He was praying in a certain place, and after he had finished, one of his disciples said to him, “Lord, teach us to pray, as John taught his disciples.” He said to them, “When you pray, say:
Father, hallowed be your name.
Your kingdom come.
Give us each day our daily bread.
And forgive us our sins,
for we ourselves forgive everyone indebted to us.
And do not bring us to the time of trial.”
~ Luke 11:1 - 4
There is something comforting about ritual. I spent a number of years as a young person and young adult attending the Roman Catholic Church. One of the things that I found comforting about attending mass is that it didn't matter where I attended, it was the same. Including prayers, responses, and the order.
There is something about walking in the door and knowing what to expect next.
While the way I practice my faith has changed, I still have times when the sacredness of ritual surrounds the way that I live my faith.
As a hospital chaplain, I have been invited to be present to witness a variety of traditions and rituals of many faith traditions, but I will say, the Lord's prayer is part of a ritual that brings people together.
I can remember one patient, who was not fully conscious, reciting the prayer with a room full of people as he was in the process of dying. It brought such peace to the room, and complete inclusion of everyone who was present.
The way that it is taught, recited, and remembered may be different, varying in the words used, it is still an important ritual that Jesus taught.
Being mindful that God is holy, and sacred, we recognize that the Kingdom of God is something we look to and are invited to be present among us each day.

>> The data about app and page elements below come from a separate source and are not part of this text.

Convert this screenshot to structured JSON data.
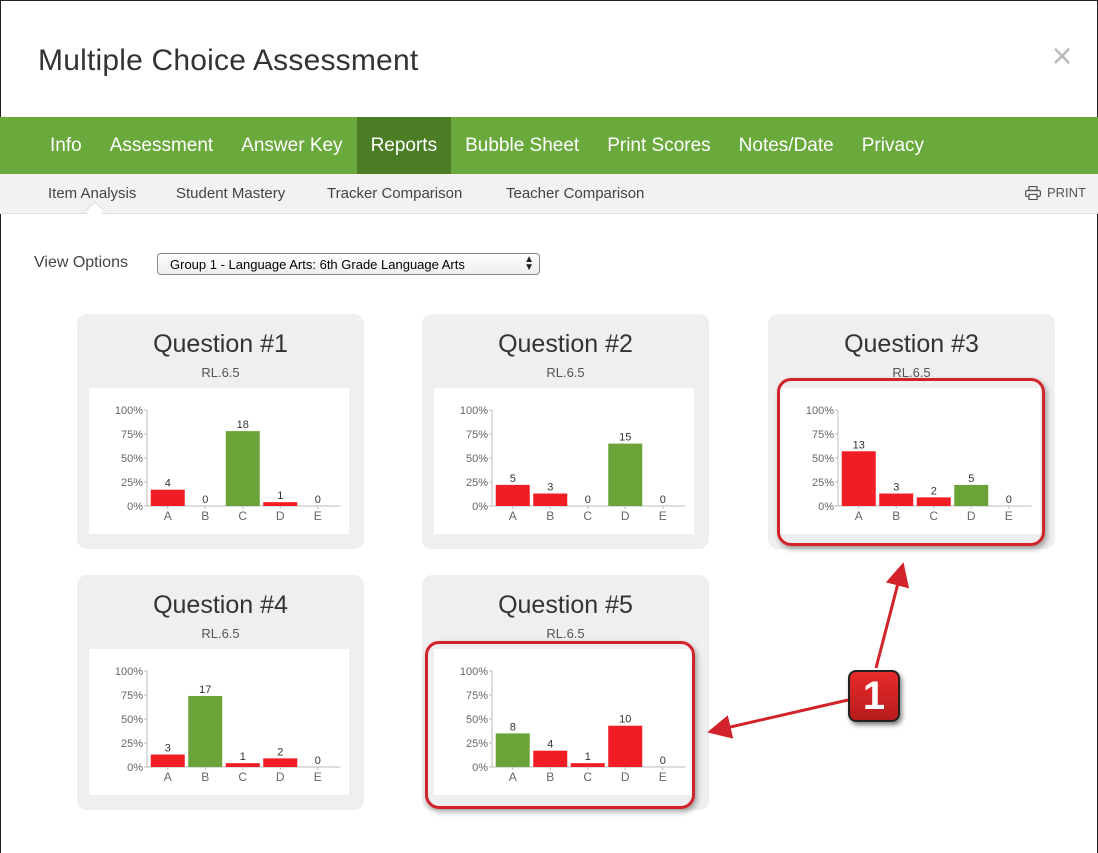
{
  "modal": {
    "title": "Multiple Choice Assessment",
    "close_icon": "close-icon"
  },
  "nav": {
    "items": [
      "Info",
      "Assessment",
      "Answer Key",
      "Reports",
      "Bubble Sheet",
      "Print Scores",
      "Notes/Date",
      "Privacy"
    ],
    "active": "Reports"
  },
  "subnav": {
    "items": [
      "Item Analysis",
      "Student Mastery",
      "Tracker Comparison",
      "Teacher Comparison"
    ],
    "active": "Item Analysis",
    "print_label": "PRINT",
    "print_icon": "printer-icon"
  },
  "view_options": {
    "label": "View Options",
    "selected": "Group 1 - Language Arts: 6th Grade Language Arts"
  },
  "colors": {
    "correct": "#6aa337",
    "incorrect": "#f01d25",
    "nav": "#6aa93c",
    "nav_active": "#4a7d24",
    "callout": "#d2232a"
  },
  "callout": {
    "label": "1"
  },
  "chart_data": [
    {
      "type": "bar",
      "title": "Question #1",
      "subtitle": "RL.6.5",
      "categories": [
        "A",
        "B",
        "C",
        "D",
        "E"
      ],
      "counts": [
        4,
        0,
        18,
        1,
        0
      ],
      "percents": [
        17,
        0,
        78,
        4,
        0
      ],
      "correct": "C",
      "yticks": [
        "100%",
        "75%",
        "50%",
        "25%",
        "0%"
      ],
      "ylim": [
        0,
        100
      ]
    },
    {
      "type": "bar",
      "title": "Question #2",
      "subtitle": "RL.6.5",
      "categories": [
        "A",
        "B",
        "C",
        "D",
        "E"
      ],
      "counts": [
        5,
        3,
        0,
        15,
        0
      ],
      "percents": [
        22,
        13,
        0,
        65,
        0
      ],
      "correct": "D",
      "yticks": [
        "100%",
        "75%",
        "50%",
        "25%",
        "0%"
      ],
      "ylim": [
        0,
        100
      ]
    },
    {
      "type": "bar",
      "title": "Question #3",
      "subtitle": "RL.6.5",
      "categories": [
        "A",
        "B",
        "C",
        "D",
        "E"
      ],
      "counts": [
        13,
        3,
        2,
        5,
        0
      ],
      "percents": [
        57,
        13,
        9,
        22,
        0
      ],
      "correct": "D",
      "yticks": [
        "100%",
        "75%",
        "50%",
        "25%",
        "0%"
      ],
      "ylim": [
        0,
        100
      ]
    },
    {
      "type": "bar",
      "title": "Question #4",
      "subtitle": "RL.6.5",
      "categories": [
        "A",
        "B",
        "C",
        "D",
        "E"
      ],
      "counts": [
        3,
        17,
        1,
        2,
        0
      ],
      "percents": [
        13,
        74,
        4,
        9,
        0
      ],
      "correct": "B",
      "yticks": [
        "100%",
        "75%",
        "50%",
        "25%",
        "0%"
      ],
      "ylim": [
        0,
        100
      ]
    },
    {
      "type": "bar",
      "title": "Question #5",
      "subtitle": "RL.6.5",
      "categories": [
        "A",
        "B",
        "C",
        "D",
        "E"
      ],
      "counts": [
        8,
        4,
        1,
        10,
        0
      ],
      "percents": [
        35,
        17,
        4,
        43,
        0
      ],
      "correct": "A",
      "yticks": [
        "100%",
        "75%",
        "50%",
        "25%",
        "0%"
      ],
      "ylim": [
        0,
        100
      ]
    }
  ]
}
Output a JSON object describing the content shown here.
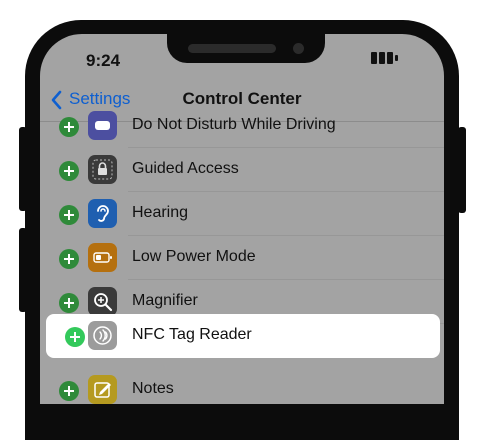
{
  "status_bar": {
    "time": "9:24",
    "battery_icon": "battery-full-icon"
  },
  "nav": {
    "back_label": "Settings",
    "title": "Control Center"
  },
  "colors": {
    "screen_dim": "#a3a3a3",
    "accent_blue": "#0e5fd0",
    "add_green": "#33c95b"
  },
  "items": [
    {
      "label": "Do Not Disturb While Driving",
      "icon": "car-icon",
      "color": "#4c4fa0"
    },
    {
      "label": "Guided Access",
      "icon": "lock-icon",
      "color": "#3a3a3a"
    },
    {
      "label": "Hearing",
      "icon": "ear-icon",
      "color": "#1f5fb0"
    },
    {
      "label": "Low Power Mode",
      "icon": "battery-icon",
      "color": "#b5700f"
    },
    {
      "label": "Magnifier",
      "icon": "magnifier-icon",
      "color": "#3a3a3a"
    },
    {
      "label": "NFC Tag Reader",
      "icon": "nfc-icon",
      "color": "#9b9b9b",
      "highlighted": true
    },
    {
      "label": "Notes",
      "icon": "notes-icon",
      "color": "#b59a20"
    }
  ]
}
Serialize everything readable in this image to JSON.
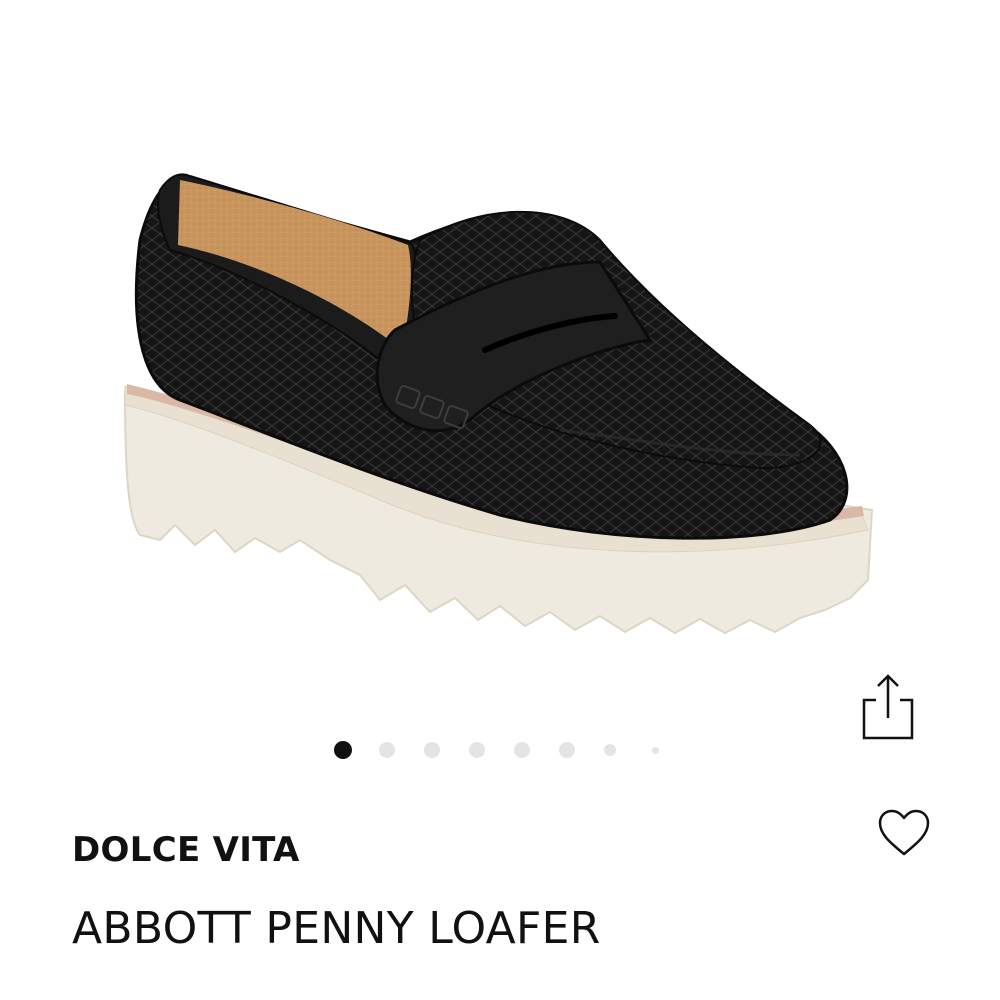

While the bread we require feeds us physically, there is also the need to be fed spiritually. Asking God to supply is a daily act of thanksgiving.
Remembering to forgive others, while also forgiving ourselves when we have done wrong or been wronged is a constant call to us to practice grace.
For me, being reminded that my relationship with God is everlasting, and that I am part of an eternal kingdom brings a sense of comfort every time that I say this prayer, and helps to bring hope.
Stay in God's grip!
G. Todd Williams (c) 2017
Dear Lord, I know that heaven is Your home, but I am Your home as well. Your name is sacred, and I call You Lord. I'm grateful for the bread which You provide, and Your Spirit that gives me strength. Forgive me, Lord, when I fail to do what's right, or when I am unable to see the bigger picture. Help me to forgive myself, and stop beating myself up when I feel that I am less than what I need to be.
Help me to change "should have's" into grace, and that I may fully move forward with my life, learning from the experience. Help me to not be tempted by the things that will remain in this world, while recognizing when I am tempted by things or others to keep You from being my priority.
Lord, may I learn that eternity is not the blink of an eye, or the days that my life are lived here on earth. That eternity for me began the moment that I was first known in my mother's womb, and You held me within the palm of Your hands, even unto the time that I take my last breath and finally see You face to face for all time.
Rev. G. Todd Williams lives in the Houston metro area and is a Hospice Chaplain at Essential Hospice, Webster, Texas, and is an ordained Christian Church (Disciples of Christ) pastor.